## Problem to work on
For each line in the data below that has the word "demo", copy that line.

--- Excerpted records ---

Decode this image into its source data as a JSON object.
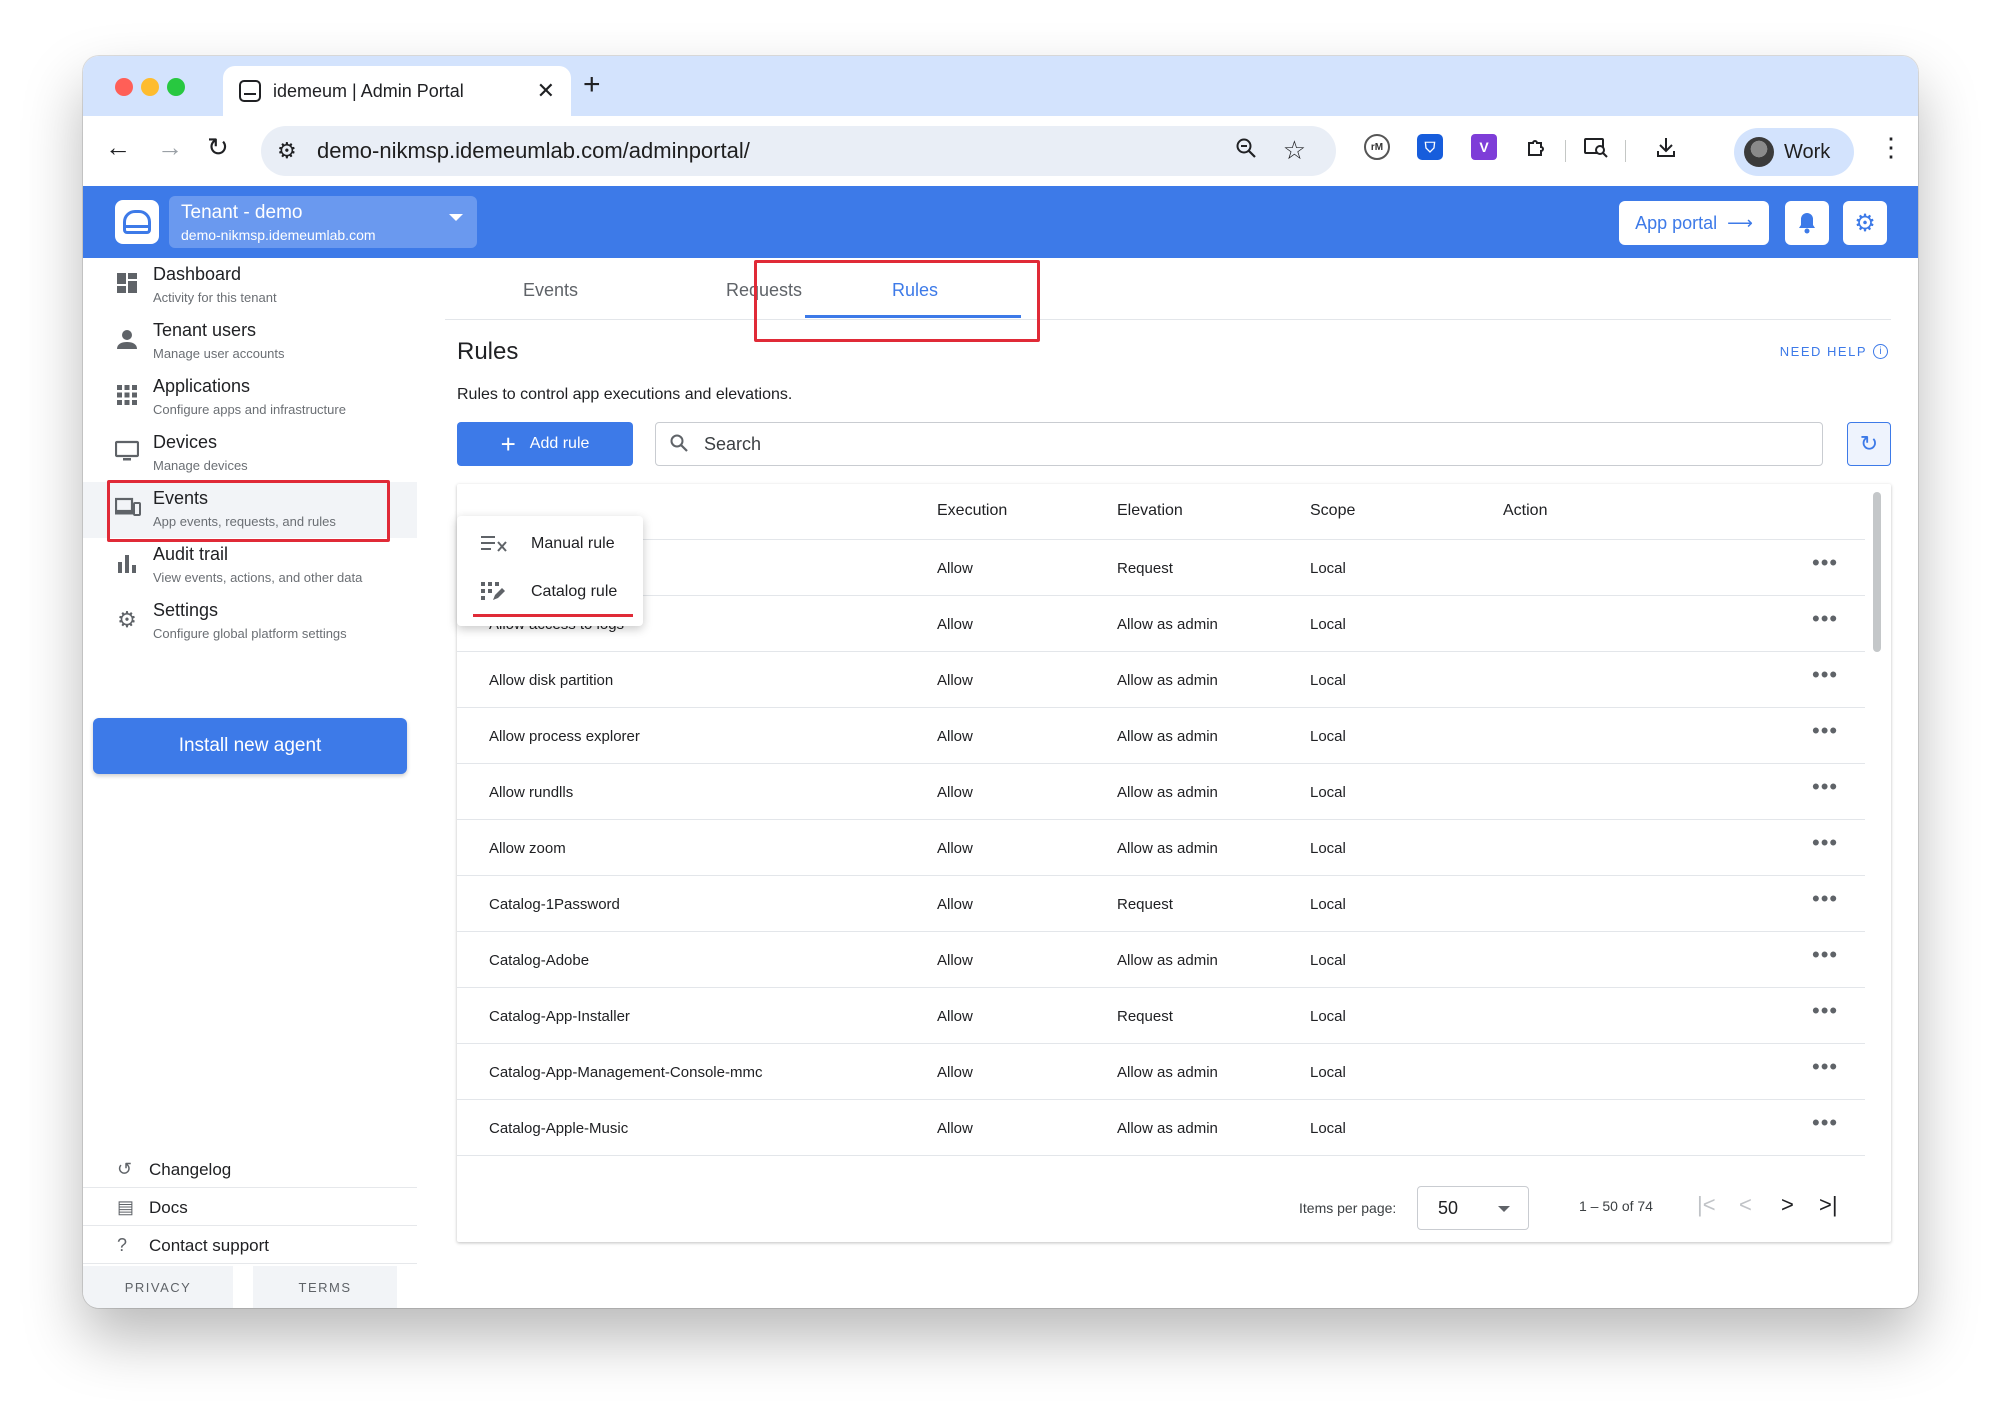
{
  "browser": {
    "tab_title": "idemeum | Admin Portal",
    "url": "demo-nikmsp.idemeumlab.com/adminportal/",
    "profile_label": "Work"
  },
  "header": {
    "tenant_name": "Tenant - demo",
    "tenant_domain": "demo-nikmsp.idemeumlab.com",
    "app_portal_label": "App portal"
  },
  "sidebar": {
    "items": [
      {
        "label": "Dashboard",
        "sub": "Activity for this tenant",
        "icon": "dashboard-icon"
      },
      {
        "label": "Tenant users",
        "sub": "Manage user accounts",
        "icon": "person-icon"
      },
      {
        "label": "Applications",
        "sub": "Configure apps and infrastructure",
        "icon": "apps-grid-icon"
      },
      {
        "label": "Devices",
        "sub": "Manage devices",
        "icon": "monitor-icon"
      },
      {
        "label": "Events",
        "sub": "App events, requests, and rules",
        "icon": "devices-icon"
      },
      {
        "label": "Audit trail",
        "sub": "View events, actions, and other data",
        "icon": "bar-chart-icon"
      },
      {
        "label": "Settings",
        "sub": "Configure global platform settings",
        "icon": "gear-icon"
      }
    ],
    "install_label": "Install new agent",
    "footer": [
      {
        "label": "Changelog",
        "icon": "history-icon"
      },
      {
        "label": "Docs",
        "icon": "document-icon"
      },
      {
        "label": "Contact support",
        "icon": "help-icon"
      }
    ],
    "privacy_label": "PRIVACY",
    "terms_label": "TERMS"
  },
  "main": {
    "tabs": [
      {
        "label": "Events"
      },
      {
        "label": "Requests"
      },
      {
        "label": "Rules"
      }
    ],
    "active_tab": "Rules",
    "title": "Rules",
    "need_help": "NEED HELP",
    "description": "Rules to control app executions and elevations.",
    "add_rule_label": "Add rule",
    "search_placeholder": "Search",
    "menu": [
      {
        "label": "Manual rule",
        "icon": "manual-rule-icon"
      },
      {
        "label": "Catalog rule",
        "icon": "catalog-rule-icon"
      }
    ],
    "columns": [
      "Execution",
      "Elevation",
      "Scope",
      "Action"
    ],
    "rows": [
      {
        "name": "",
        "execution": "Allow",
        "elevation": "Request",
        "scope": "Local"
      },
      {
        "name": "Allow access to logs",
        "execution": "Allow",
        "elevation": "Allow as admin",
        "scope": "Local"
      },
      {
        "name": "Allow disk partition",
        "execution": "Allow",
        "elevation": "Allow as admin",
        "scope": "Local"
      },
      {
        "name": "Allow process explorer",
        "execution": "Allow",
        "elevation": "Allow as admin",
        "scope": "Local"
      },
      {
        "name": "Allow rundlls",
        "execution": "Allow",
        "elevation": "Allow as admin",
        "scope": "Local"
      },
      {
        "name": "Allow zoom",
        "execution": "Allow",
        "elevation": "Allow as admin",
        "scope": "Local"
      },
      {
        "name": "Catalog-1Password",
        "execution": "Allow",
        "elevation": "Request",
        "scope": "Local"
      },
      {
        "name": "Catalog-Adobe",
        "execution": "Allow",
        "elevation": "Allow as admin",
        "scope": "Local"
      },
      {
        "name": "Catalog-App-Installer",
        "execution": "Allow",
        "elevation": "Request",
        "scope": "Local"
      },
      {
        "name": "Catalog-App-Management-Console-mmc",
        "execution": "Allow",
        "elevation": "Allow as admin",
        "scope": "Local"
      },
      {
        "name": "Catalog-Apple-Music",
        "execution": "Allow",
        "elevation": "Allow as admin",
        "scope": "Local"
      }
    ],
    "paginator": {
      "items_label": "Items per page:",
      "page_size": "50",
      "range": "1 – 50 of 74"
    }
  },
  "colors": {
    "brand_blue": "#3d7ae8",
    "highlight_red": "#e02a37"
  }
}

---
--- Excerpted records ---

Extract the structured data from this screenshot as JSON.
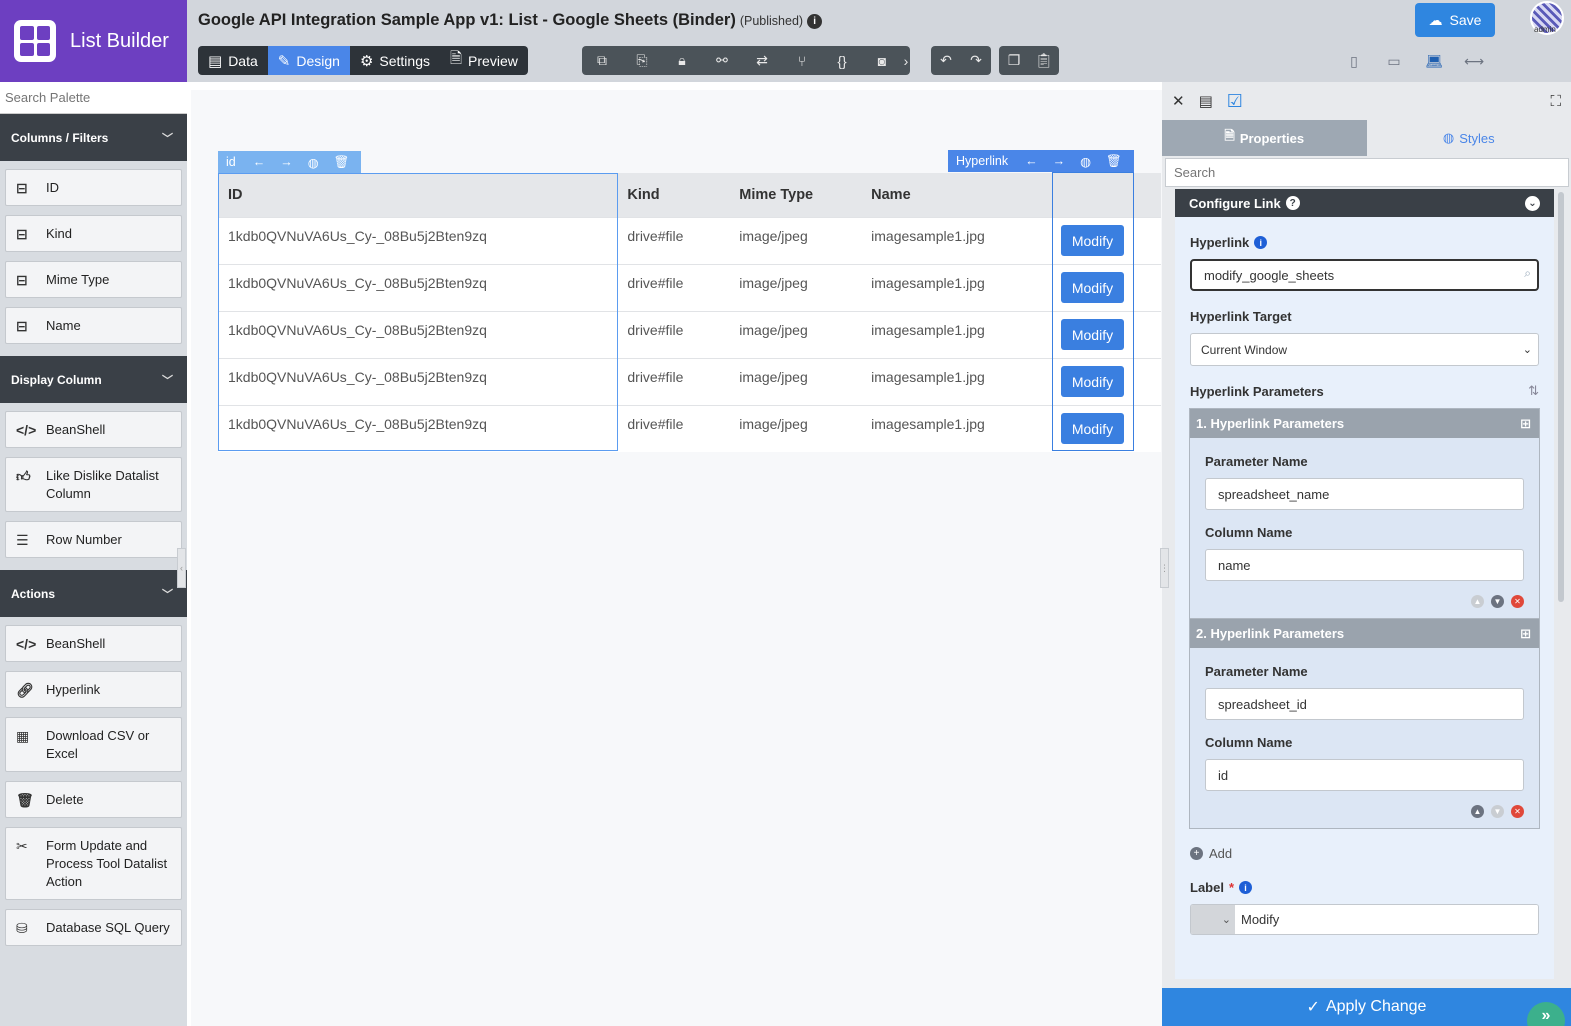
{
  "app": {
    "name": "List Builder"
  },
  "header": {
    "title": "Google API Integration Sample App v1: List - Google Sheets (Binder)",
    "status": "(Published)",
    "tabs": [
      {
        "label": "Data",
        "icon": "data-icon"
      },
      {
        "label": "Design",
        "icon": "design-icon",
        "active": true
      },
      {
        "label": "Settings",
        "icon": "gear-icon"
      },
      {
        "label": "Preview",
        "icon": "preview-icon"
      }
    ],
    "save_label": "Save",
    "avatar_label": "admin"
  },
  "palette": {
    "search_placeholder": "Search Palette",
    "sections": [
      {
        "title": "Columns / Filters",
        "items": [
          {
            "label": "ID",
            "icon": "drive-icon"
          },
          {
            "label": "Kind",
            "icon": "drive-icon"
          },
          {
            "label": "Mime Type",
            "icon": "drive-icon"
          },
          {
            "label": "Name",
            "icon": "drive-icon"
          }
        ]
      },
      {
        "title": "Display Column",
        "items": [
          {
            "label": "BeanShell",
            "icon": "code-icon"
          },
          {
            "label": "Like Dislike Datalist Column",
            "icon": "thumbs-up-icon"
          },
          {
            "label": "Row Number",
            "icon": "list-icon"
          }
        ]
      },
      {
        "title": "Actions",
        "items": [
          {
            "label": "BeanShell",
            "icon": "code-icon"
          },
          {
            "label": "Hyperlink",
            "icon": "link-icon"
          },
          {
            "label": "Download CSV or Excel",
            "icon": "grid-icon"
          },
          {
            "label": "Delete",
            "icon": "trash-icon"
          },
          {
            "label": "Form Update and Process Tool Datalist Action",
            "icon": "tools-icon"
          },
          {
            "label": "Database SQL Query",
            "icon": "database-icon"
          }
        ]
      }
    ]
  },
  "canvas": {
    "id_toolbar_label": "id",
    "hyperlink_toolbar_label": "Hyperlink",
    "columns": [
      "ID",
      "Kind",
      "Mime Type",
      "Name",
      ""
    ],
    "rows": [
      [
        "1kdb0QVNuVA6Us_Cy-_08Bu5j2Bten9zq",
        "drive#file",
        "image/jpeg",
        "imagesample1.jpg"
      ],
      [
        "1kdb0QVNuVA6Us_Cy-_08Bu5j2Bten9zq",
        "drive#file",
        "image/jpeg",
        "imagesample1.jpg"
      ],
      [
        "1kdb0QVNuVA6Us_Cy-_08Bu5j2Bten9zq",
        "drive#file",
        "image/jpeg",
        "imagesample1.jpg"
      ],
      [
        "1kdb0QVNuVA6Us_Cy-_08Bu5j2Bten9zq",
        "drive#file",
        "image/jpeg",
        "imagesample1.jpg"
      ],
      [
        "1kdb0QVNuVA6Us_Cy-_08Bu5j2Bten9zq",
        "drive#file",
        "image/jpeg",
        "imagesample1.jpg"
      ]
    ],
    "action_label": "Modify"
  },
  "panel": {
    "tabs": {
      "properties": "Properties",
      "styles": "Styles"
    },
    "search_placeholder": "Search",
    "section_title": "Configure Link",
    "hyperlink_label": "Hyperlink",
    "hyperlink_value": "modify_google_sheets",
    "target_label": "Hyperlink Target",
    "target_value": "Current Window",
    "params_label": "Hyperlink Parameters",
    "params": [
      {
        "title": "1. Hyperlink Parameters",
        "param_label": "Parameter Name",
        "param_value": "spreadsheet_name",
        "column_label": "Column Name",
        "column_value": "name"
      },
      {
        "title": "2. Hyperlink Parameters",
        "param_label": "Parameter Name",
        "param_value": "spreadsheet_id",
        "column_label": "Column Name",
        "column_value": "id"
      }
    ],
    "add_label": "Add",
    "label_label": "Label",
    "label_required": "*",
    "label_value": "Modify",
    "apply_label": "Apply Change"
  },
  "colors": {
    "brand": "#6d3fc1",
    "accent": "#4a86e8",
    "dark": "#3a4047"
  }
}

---

## Answer to the problem
    "url": "demo-nikmsp.idemeumlab.com/adminportal/",
    "tenant_name": "Tenant - demo",
    "tenant_domain": "demo-nikmsp.idemeumlab.com",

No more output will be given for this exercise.